[TASK INSTRUCTIONS] Only a number is wanted here: the count of lines in the entries below that include the word "grid".

[DATA]

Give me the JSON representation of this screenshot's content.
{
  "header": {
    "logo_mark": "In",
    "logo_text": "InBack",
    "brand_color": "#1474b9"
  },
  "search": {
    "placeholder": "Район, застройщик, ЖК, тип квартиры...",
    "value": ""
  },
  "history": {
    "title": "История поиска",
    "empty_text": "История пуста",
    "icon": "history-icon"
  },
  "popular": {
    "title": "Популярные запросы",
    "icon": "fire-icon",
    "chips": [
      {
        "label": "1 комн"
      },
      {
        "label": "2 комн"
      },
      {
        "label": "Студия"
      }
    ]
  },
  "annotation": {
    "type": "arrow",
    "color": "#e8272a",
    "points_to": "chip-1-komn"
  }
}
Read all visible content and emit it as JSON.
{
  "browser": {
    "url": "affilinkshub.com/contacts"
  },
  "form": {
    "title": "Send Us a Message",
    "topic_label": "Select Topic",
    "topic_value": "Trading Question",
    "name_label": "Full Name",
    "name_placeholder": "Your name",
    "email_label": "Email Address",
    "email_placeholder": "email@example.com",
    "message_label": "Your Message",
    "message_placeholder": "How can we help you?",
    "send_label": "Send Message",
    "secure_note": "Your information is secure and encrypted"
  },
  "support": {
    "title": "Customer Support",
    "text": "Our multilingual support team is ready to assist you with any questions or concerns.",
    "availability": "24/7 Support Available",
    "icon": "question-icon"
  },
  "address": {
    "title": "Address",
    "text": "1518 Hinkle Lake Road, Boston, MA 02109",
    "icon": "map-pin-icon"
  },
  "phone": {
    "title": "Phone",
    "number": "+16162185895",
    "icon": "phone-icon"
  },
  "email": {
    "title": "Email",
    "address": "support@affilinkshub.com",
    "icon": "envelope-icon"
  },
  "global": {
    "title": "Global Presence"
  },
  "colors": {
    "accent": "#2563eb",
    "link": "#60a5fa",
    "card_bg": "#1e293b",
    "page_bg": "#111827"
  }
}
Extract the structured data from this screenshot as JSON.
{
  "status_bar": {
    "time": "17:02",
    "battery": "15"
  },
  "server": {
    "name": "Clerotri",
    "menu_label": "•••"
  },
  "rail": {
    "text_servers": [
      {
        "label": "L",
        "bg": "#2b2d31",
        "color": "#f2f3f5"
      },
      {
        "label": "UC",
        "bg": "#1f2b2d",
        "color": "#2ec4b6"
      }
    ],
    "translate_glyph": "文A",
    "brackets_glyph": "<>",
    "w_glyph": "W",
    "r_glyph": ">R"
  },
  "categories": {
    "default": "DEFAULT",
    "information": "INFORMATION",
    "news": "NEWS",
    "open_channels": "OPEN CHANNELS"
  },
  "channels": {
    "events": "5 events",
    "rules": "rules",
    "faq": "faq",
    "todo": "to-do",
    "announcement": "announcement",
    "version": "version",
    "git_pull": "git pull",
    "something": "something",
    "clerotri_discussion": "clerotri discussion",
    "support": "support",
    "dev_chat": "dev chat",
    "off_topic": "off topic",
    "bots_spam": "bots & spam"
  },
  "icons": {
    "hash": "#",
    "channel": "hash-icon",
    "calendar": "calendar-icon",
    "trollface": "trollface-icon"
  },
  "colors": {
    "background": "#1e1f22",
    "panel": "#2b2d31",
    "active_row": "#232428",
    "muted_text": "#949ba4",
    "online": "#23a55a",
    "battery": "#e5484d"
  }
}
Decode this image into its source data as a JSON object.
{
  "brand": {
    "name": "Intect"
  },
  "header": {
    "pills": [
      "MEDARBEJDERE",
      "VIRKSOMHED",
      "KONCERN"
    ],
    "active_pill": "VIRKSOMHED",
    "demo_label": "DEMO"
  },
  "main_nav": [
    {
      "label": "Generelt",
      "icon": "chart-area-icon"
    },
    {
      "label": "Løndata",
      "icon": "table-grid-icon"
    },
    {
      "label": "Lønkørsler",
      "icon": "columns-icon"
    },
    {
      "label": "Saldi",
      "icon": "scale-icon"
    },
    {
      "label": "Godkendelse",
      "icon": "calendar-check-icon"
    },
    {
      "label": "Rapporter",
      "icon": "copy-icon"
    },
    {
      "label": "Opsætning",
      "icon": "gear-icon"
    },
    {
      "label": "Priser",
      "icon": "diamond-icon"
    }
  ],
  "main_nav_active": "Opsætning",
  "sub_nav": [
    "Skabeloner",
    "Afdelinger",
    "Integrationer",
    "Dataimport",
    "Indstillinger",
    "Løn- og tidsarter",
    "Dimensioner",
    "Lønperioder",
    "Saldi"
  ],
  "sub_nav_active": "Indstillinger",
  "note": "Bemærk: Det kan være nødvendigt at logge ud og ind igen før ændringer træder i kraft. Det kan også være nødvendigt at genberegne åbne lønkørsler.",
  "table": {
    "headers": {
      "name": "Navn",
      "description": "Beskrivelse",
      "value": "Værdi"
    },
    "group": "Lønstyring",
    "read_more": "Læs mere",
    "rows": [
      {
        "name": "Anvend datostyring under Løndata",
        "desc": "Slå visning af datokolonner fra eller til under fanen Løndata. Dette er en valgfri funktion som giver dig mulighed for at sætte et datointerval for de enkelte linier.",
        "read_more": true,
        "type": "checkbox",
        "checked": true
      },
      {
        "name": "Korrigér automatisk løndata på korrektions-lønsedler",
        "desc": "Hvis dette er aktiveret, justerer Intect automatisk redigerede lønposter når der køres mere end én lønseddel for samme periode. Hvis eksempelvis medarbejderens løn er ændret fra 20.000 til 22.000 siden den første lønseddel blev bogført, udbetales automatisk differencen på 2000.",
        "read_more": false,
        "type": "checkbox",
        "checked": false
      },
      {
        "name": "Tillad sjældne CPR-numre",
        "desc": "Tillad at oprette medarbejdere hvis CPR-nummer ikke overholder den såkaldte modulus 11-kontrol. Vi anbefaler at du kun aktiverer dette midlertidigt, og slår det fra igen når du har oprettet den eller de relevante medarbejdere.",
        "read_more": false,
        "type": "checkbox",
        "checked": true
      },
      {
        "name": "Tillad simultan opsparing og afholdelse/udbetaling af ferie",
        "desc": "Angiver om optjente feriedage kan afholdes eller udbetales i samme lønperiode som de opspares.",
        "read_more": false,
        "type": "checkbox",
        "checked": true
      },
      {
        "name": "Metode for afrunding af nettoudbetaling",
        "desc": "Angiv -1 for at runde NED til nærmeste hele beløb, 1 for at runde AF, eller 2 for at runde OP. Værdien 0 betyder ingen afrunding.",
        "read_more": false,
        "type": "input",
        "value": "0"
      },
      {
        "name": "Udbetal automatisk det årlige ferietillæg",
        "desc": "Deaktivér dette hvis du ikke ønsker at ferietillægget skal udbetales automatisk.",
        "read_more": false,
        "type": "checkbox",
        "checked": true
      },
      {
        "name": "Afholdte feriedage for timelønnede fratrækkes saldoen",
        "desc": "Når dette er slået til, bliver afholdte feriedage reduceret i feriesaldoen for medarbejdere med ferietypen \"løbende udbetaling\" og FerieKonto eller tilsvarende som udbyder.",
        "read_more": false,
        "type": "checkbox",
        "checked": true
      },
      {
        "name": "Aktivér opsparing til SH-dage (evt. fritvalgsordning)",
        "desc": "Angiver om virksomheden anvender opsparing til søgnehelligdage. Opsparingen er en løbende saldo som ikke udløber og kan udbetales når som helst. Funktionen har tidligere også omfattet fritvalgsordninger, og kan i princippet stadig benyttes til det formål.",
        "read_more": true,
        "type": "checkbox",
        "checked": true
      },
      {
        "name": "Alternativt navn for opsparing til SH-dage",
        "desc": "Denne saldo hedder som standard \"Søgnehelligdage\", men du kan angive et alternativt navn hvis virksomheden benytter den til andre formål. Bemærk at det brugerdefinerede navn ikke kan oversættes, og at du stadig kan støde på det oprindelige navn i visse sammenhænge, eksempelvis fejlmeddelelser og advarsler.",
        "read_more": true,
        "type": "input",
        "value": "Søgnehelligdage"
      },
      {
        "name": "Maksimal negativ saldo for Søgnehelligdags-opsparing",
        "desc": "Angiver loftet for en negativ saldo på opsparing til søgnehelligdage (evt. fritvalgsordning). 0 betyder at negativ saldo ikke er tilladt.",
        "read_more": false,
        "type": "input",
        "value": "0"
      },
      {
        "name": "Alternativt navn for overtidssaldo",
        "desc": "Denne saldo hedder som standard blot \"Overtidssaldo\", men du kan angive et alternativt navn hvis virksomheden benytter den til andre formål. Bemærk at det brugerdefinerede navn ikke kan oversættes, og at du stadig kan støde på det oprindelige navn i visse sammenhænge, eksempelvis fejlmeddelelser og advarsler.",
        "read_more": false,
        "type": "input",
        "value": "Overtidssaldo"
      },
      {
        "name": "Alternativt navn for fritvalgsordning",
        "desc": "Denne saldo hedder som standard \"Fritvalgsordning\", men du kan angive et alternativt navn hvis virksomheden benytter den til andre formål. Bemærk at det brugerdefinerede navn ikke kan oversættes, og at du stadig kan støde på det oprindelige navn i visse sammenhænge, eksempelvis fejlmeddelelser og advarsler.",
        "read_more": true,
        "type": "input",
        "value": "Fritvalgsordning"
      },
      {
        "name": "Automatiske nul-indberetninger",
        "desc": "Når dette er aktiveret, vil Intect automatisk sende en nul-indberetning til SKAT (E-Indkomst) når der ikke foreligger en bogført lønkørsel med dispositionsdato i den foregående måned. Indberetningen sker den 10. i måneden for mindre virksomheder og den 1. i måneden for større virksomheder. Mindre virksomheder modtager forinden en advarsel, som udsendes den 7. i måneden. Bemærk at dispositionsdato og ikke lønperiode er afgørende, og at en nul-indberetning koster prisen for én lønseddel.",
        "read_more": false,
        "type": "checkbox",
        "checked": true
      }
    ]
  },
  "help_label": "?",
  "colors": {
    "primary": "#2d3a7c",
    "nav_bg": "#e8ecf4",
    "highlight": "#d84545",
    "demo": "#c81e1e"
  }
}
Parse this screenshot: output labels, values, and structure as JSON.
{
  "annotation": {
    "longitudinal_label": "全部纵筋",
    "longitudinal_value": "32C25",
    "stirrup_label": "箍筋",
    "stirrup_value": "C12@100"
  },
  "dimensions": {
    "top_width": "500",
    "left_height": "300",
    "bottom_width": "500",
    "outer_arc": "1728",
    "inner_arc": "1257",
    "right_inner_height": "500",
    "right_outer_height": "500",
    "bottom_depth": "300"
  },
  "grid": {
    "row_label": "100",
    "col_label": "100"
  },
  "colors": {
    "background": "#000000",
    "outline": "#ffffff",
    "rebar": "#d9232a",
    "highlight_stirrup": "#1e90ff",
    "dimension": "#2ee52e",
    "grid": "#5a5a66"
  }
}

[SOLUTION FOR THIS TASK] 3